In a food storage bag or wide, shallow bowl, combine the flour, 1/2 teaspoon each of salt and pepper, and the baking powder. Shake or stir to blend. Place the chicken pieces in the flour mixture and shake or mix gently until all chicken pieces are well coated.
Place the chicken on a rimmed baking dish or large platter, cover, and refrigerate for 2 to 4 hours.
Pour about 1 1/2 inches of vegetable oil in a deep skillet or Dutch oven and place it over medium heat until the oil reaches 350 F.
Add the chicken pieces to the hot oil. If using bone-in chicken breasts (heavier than boneless) ease them into the hot oil to prevent spills and splashes. When the chicken is hot and browning well, reduce the heat to medium-low. Continue cooking for 4 to 6 minutes on each side, or until well browned and the inner juices run clear when pierced with a fork. Bone-in chicken breasts will take twice as long, between 8 and 12 minutes per side.
If cooking in batches, remove the fried chicken pieces and place them on the cooling rack on the prepared pan, and tent loosely with foil. Fry the remaining chicken.
Serve with your favorite sides and enjoy.
What's the Secret to Fried Chicken?
Though it can be tricky to cook, the real secret to making great fried chicken is oil temperature; an inexpensive thermometer can eliminate the guesswork. Find a thermometer that clips onto the side of the pan, it might become your most valued kitchen tool. First, it lets you know without question when the oil reaches the recommended temperature. Secondly, it monitors and aids in maintaining the needed temperature as the chicken cooks. While the temperature does fluctuate, especially during the longer cook time that bone-in breasts require, you can adjust the burner heat so the oil stays around the ideal temperature—if too hot, the outside will get too brown, or even burn, while the inside is raw or bloody, and if it's too cool, the chicken will soak up a lot of oil resulting in soggy chicken breasts.
For the Best Fried Chicken
- If you don't have a deep-fry thermometer, there are a couple of methods to check the temperature of the oil. Drop a 1-inch cube of bread into the oil. It will brown in about 1 minute when the oil is at the right temperature. Or dip the handle end of a wooden spoon into the oil: When it starts to bubble steadily around the wood, the oil is hot enough for frying. If the oil is too hot, it will bubble very vigorously and should be cooled a bit before you add food.
- Browning and clear juices are good indicators of done chicken, especially if you can maintain oil temperature. A more accurate way to ensure the chicken is not overcooked or undercooked is to check the temperature of the chicken with an instant-read food thermometer.
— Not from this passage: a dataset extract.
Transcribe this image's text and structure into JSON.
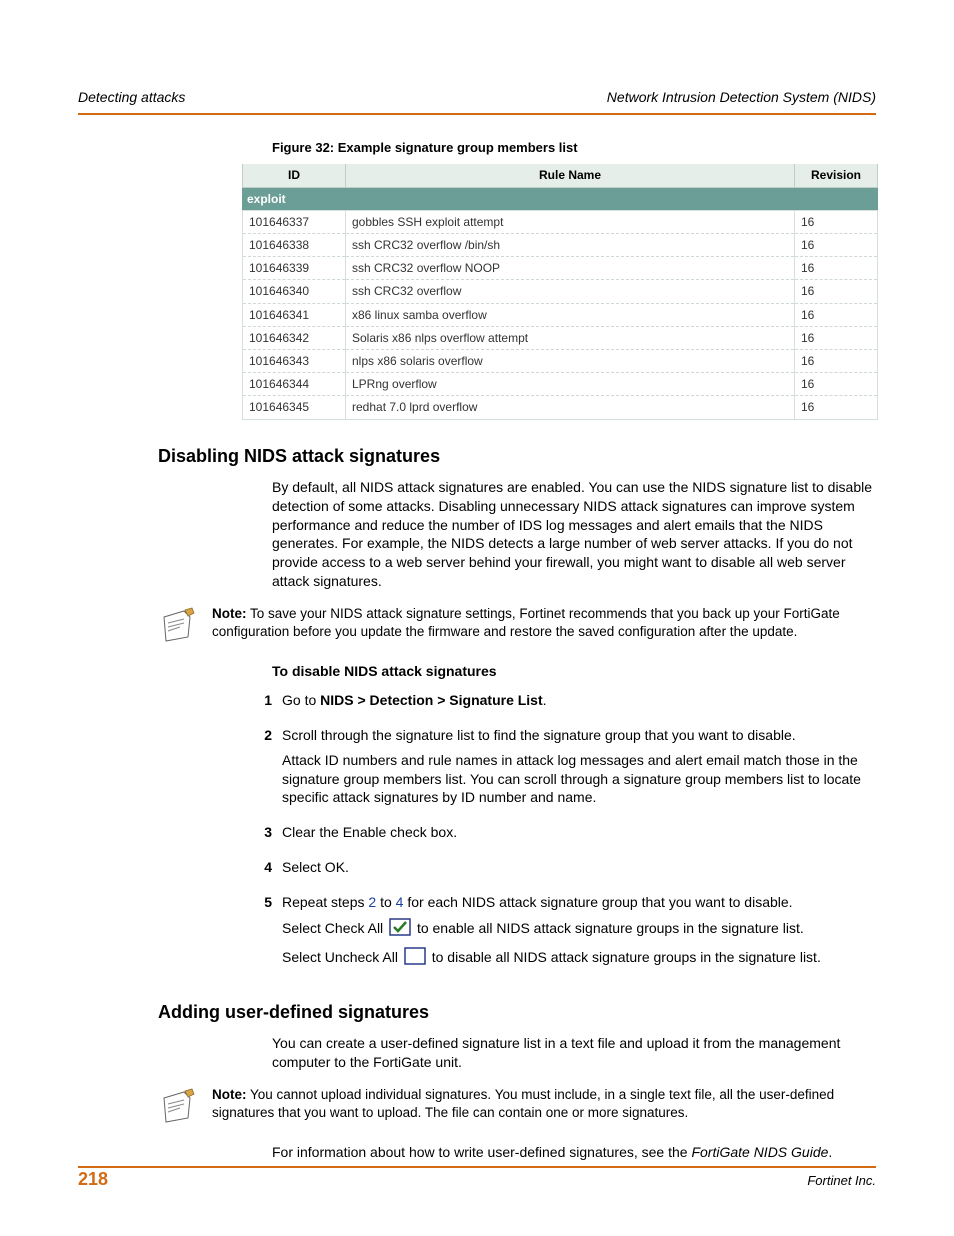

Insert the thermometer into the center of the thickest part of the chicken breasts, making sure not to touch bone. The minimum safe temperature for chicken and other poultry is 165 F (74 C).
- Do not use paper towels to soak up excess oil. Paper towels make your chicken steam, and you'll end up with a soggy piece of chicken. Use a wire rack instead.
Tasty Herby Additions
For a flavorful and herby fried chicken, try adding more seasonings to the flour. Use dry basil, oregano, smoked paprika, savory, marjoram, or an Italian seasoning blend. For a spicy kick, try adding Cajun seasoning, or for a different flavor profile, use adobo seasoning.